News & Views | Published:

Climate change

Models change their tune

Nature volume 430, pages 737738 (12 August 2004) | Download Citation

Subjects

Climate models are usually tuned to match observations. A new approach, in which the models are detuned instead, increases our confidence in projections of future warming.

Access optionsAccess options

Rent or Buy article

Get time limited or full article access on ReadCube.

from$8.99

All prices are NET prices.

References

  1. 1.

    Houghton, J. T. et al. (eds) Climate Change 2001: The Science of Climate Change (Cambridge Univ. Press, 2001).

  2. 2.

    et al. Nature 430, 768–772 (2004).

  3. 3.

    Dynamical Paleoclimatology (Academic, London, 2002).

  4. 4.

    & Nature 416, 723–726 (2002).

  5. 5.

    , & J. Clim. 15, 124–130 (2002).

  6. 6.

    , , , & J. Clim. 14, 3227–3239 (2001).

  7. 7.

    , , , & Geophys. Res. Lett. 31, L03202 (2004).

  8. 8.

    , , & Nature 416, 719–723 (2002).

  9. 9.

    et al. in Climate Change 2001: The Science of Climate Change (eds Houghton, J. T. et al.) 525–582 (Cambridge Univ. Press, 2001).

  10. 10.

    Nature 416, 690–691 (2002).

  11. 11.

    et al. Glob. Planet. Change 37, 103–133 (2003).

  12. 12.

    & Nature 419, 228 (2002).

  13. 13.

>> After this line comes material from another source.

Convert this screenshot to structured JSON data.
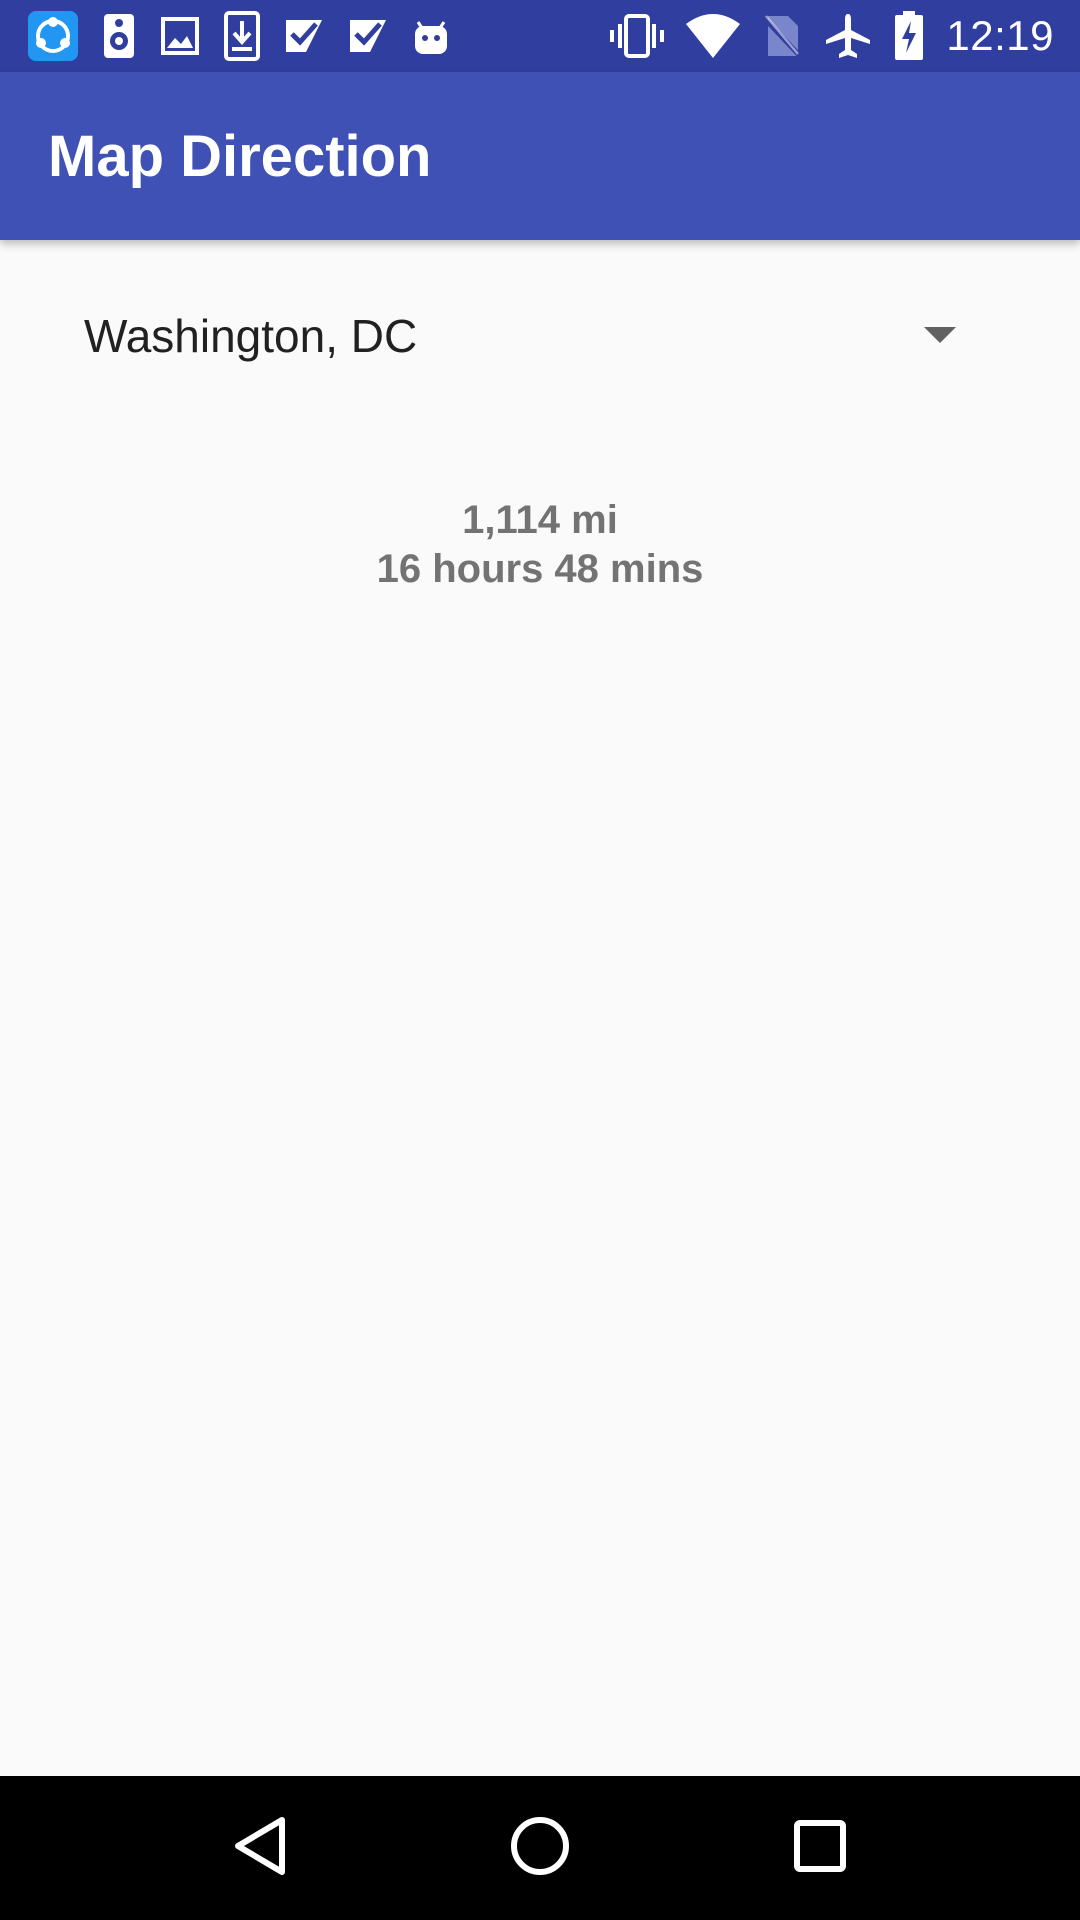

Download references

Author information

Affiliations

  1. Thomas F. Stocker is in the Division of Climate and Environmental Physics, Physics Institute, University of Bern, Sidlerstrasse 5, CH-3012 Bern, Switzerland. stocker@climate.unibe.ch

    • Thomas F. Stocker

Authors

  1. Search for Thomas F. Stocker in:

About this article

Publication history

Published

DOI

https://doi.org/10.1038/430737a

Further reading

Comments

By submitting a comment you agree to abide by our Terms and Community Guidelines. If you find something abusive or that does not comply with our terms or guidelines please flag it as inappropriate.

Newsletter Get the most important science stories of the day, free in your inbox. Sign up for Nature Briefing